Two years ago I went to my first Annual Grand Meeting and wrote about my experience, you can read about it here. While it was cool to check that off my bucket-list, I looked around the room to see few people in my age bracket. A colleague and fellow Long4Life investor, Carly, was one of only two other ‘young’ people in the room. We both felt so out of place, but proud to be there.
Fast-forward to late 2019, where I attended only my second Purple Group AGM and I was pleasantly surprised to see a lot more younger faces (and food) than I had seen at any AGM since my first one. It had a bit of a vibe, for lack of a better word. I also felt more comfortable in the latter setting, not because I work at Purple Group - corporate meetings still freak me out.

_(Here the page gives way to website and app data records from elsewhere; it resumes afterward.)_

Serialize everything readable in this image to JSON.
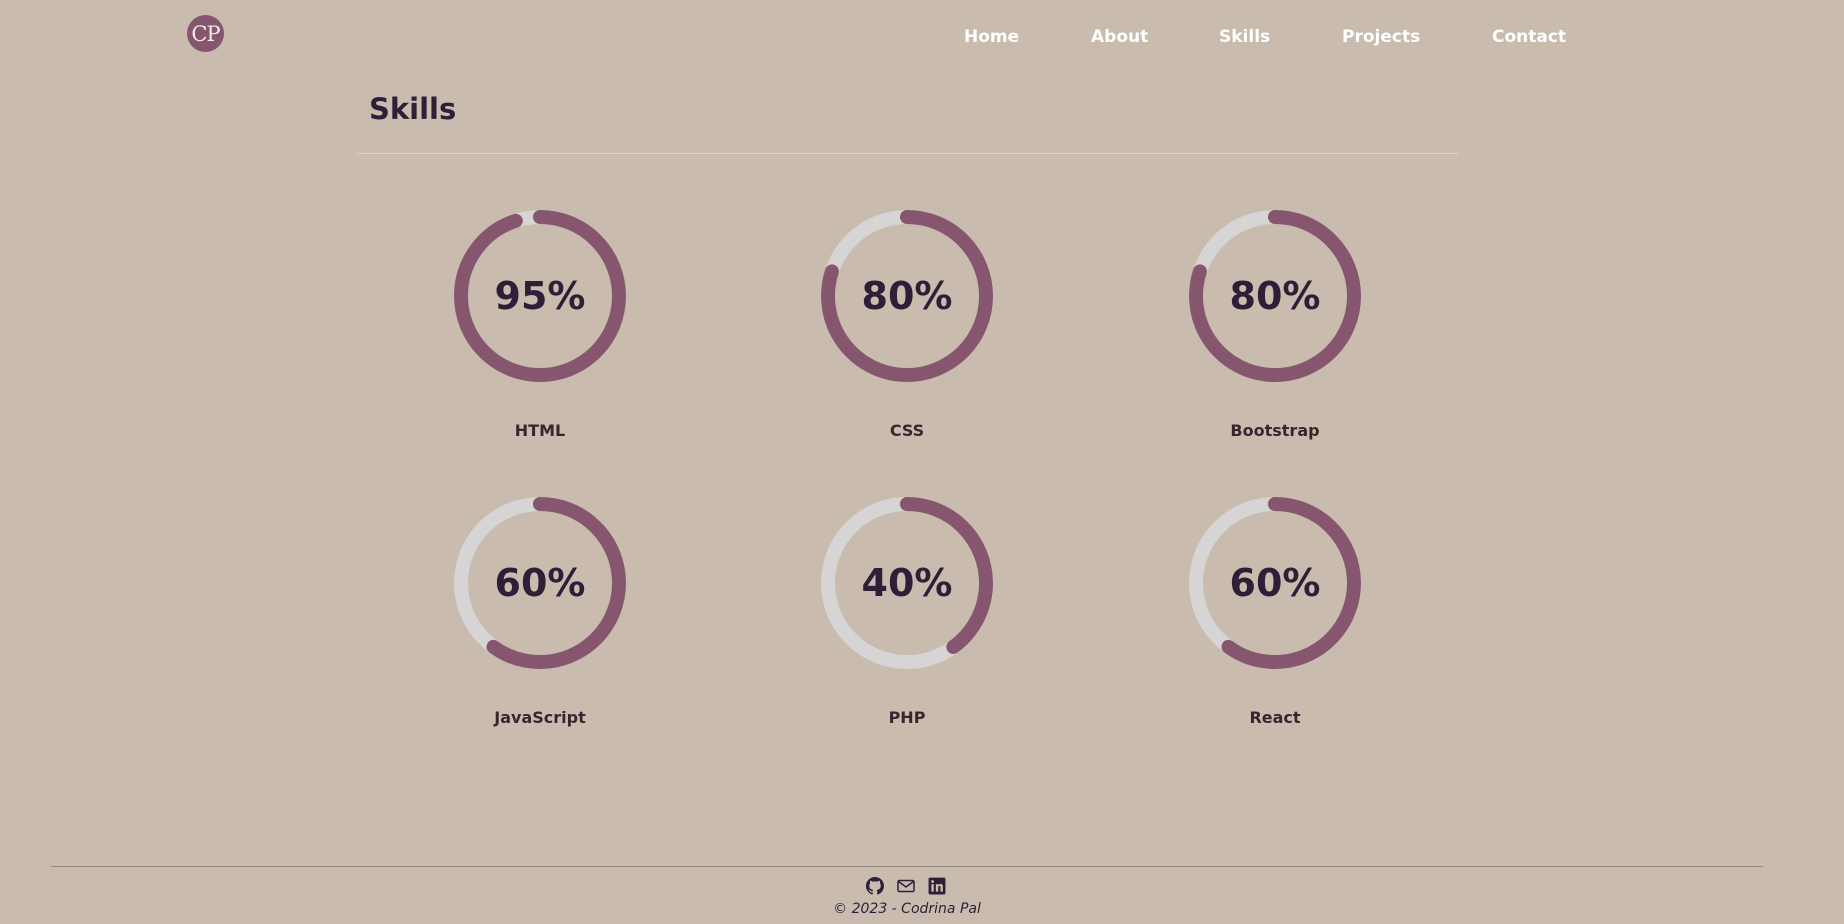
{
  "header": {
    "logo_text": "CP",
    "nav": [
      "Home",
      "About",
      "Skills",
      "Projects",
      "Contact"
    ]
  },
  "section": {
    "title": "Skills"
  },
  "skills": [
    {
      "name": "HTML",
      "percent_label": "95%",
      "value": 95
    },
    {
      "name": "CSS",
      "percent_label": "80%",
      "value": 80
    },
    {
      "name": "Bootstrap",
      "percent_label": "80%",
      "value": 80
    },
    {
      "name": "JavaScript",
      "percent_label": "60%",
      "value": 60
    },
    {
      "name": "PHP",
      "percent_label": "40%",
      "value": 40
    },
    {
      "name": "React",
      "percent_label": "60%",
      "value": 60
    }
  ],
  "footer": {
    "icons": [
      "github-icon",
      "mail-icon",
      "linkedin-icon"
    ],
    "copyright": "© 2023 - Codrina Pal"
  },
  "colors": {
    "background": "#c9bcaf",
    "accent": "#86566f",
    "track": "#d6d4d4",
    "text_dark": "#2e1e38",
    "nav_text": "#ffffff"
  }
}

Instead, it was a relief to look around the room to see a different energy compared to the norm. I believe that in order for us to get closer to a more inclusive corporate society we need to take up space in the boardrooms and at important meetings. Be part of the conversation, make your vote count for something.
Take note though, you need a ticket to enter and be heard at AGMs and vote. That ticket is a share (or a ‘stock’ if you’re into American lingo), and it comes with other perks most times. It only takes one share to be there, something I learned from share activist Theo Botha. There are quite a few companies on the JSE where it would take less than one Rand to be a shareholder.

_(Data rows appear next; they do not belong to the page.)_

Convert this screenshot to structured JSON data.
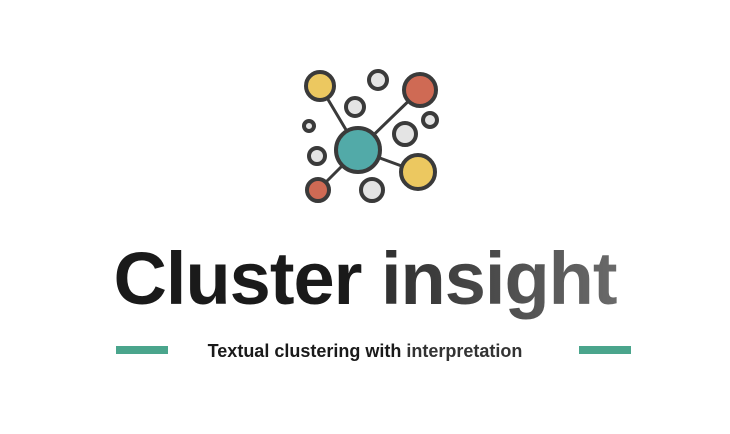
{
  "title": {
    "word1": "Cluster",
    "word2": " insight"
  },
  "subtitle": {
    "part1": "Textual clustering with",
    "part2": " interpretation"
  },
  "logo": {
    "icon": "network-cluster-icon"
  },
  "colors": {
    "accent_bar": "#4aa58c",
    "node_teal": "#52aaa8",
    "node_yellow": "#ecc860",
    "node_red": "#cf6a54",
    "node_gray": "#e4e4e4",
    "stroke": "#3a3a3a"
  }
}
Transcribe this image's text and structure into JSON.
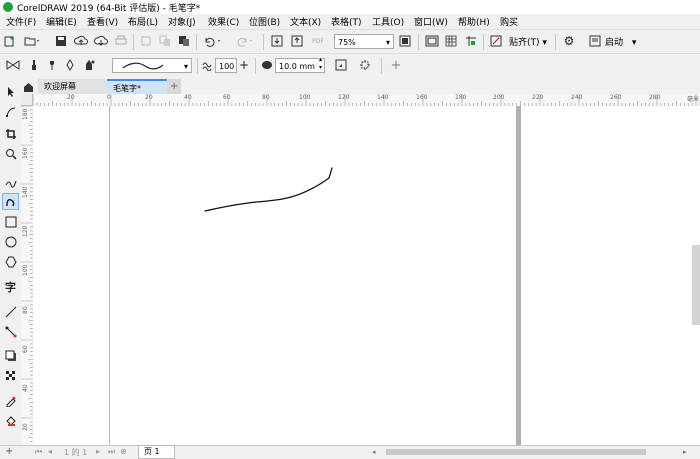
{
  "window": {
    "title": "CorelDRAW 2019 (64-Bit 评估版) - 毛笔字*"
  },
  "menu": [
    "文件(F)",
    "编辑(E)",
    "查看(V)",
    "布局(L)",
    "对象(J)",
    "效果(C)",
    "位图(B)",
    "文本(X)",
    "表格(T)",
    "工具(O)",
    "窗口(W)",
    "帮助(H)",
    "购买"
  ],
  "toolbar": {
    "zoom_value": "75%",
    "snap_label": "贴齐(T)",
    "launch_label": "启动"
  },
  "property_bar": {
    "smoothing_value": "100",
    "width_value": "10.0 mm"
  },
  "tabs": {
    "welcome": "欢迎屏幕",
    "document": "毛笔字*",
    "add": "+"
  },
  "hruler": [
    "20",
    "0",
    "20",
    "40",
    "60",
    "80",
    "100",
    "120",
    "140",
    "160",
    "180",
    "200",
    "220",
    "240",
    "260",
    "280",
    "毫米"
  ],
  "vruler": [
    "180",
    "160",
    "140",
    "120",
    "100",
    "80",
    "60",
    "40",
    "20"
  ],
  "pager": {
    "position": "1 的 1",
    "page_tab": "页 1"
  },
  "colors": {
    "accent": "#1e9d3c",
    "canvas": "#ffffff",
    "page_border": "#b0b0b0"
  }
}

While I admit that it can be intimidating and I typically feel quite out of place in office settings, it’s time to grow up and face the music in order to change the tune. So many of our youth face far more dire circumstances on a daily basis, and it’s our duty as this generation’s privileged to change the narrative and the landscape for the next batch of youth. That includes putting our hands up at an AGM and voting against, when everyone else is for.
There’s still more to come, I hope. It would be great to see future AGMs with younger, more diverse CEOs, directors, and an even wider spectrum of shareholders and investors. To see that change happen the youth, who I personally believe are the true revolutionaries, need to not only own shares and focus on their personal financial freedoms, but should be active shareholders. Be a shareholder and take your place in that AGM. Say something in that boardroom and vote to make a change. Maybe then we could change the corporate landscape for the next generation.